Asks Oso Negro in the comments to last night's post about Cruz's rejection of Mitt Romney's plan to produce a brokered convention.
1. I have been a social liberal all my life. I have never had a conservative position of any sort on these questions. My support of gay rights goes all the way back to my early 20s, to when I first heard of the subject. Social issues are not just gay rights, however, they include many things that have to do with the liberty of the individual, especially things that relate to women's bodies. I have been on the liberal side of these questions all my life. I don't want legislation that impinges on the freedom of individuals. This is the libertarian position.
2. "I don't think he can be the President of all Americans" is a quote you must have made up to represent what you think I am saying. I'm sure I didn't write that. I don't write like that and I don't talk like that.
3. I don't write that much about Ted Cruz. I respect him for the legal work that he did. I respect the conservative side of these arguments and teach them with respect to my students. This is something I've done for more than 30 years. But politically, it's just not where I stand. You should imagine Ted Cruz with his positions flipped on the issues you care about, so that he's the opposite of pro-life and traditional marriage and all those things you hold dear. Really get inside that visualization. Picture him arguing those positions in his inimitable style, with utter conviction and inflexibility.
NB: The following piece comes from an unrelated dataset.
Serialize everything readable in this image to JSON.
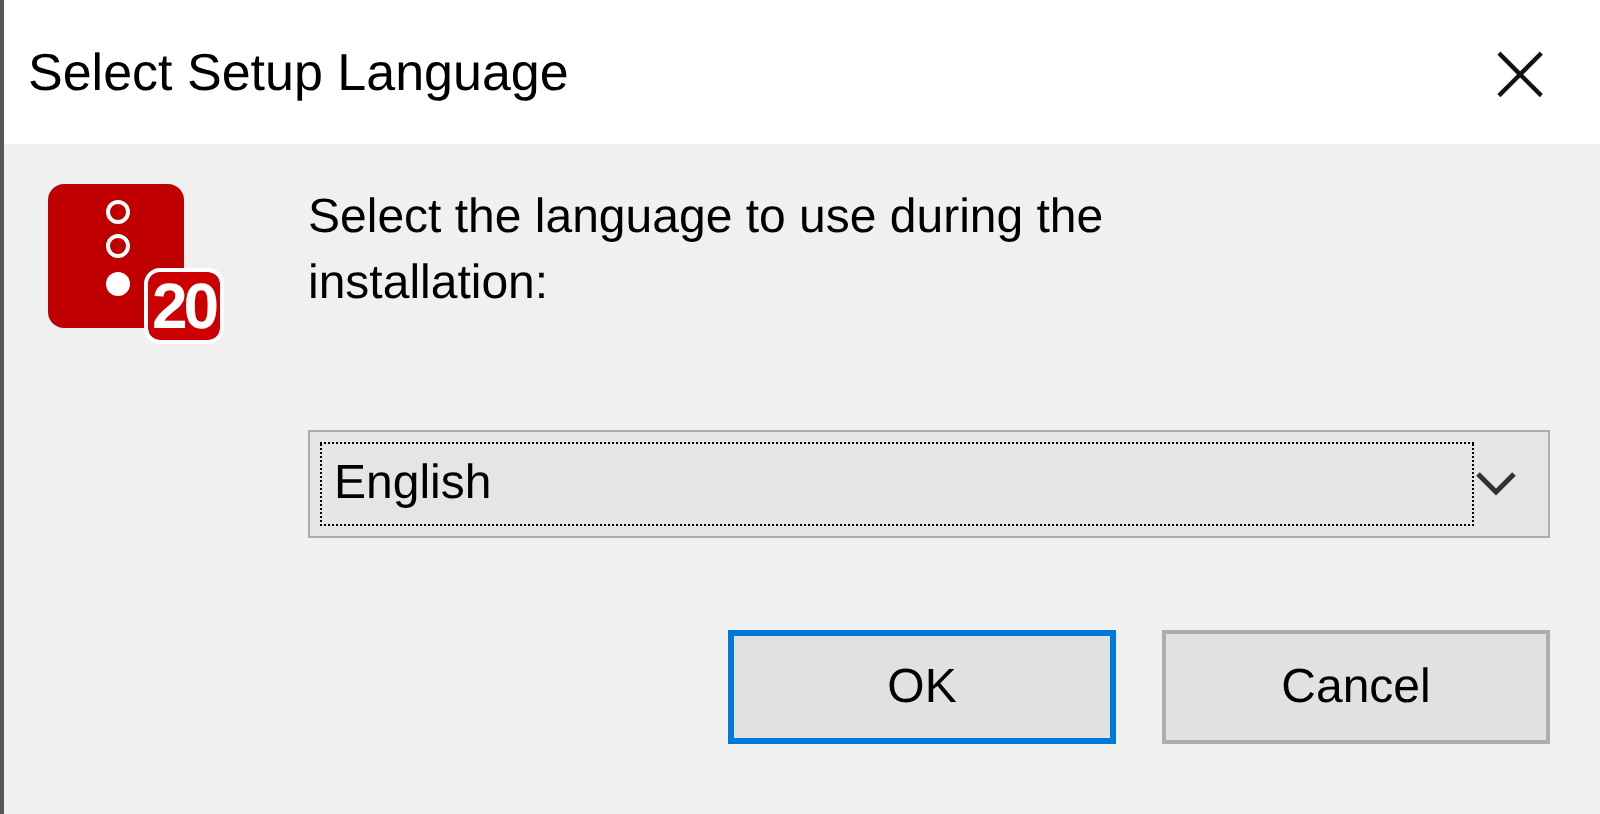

If you can do that, let me know how much you like that version of Ted Cruz, Ted Cruz 2.0.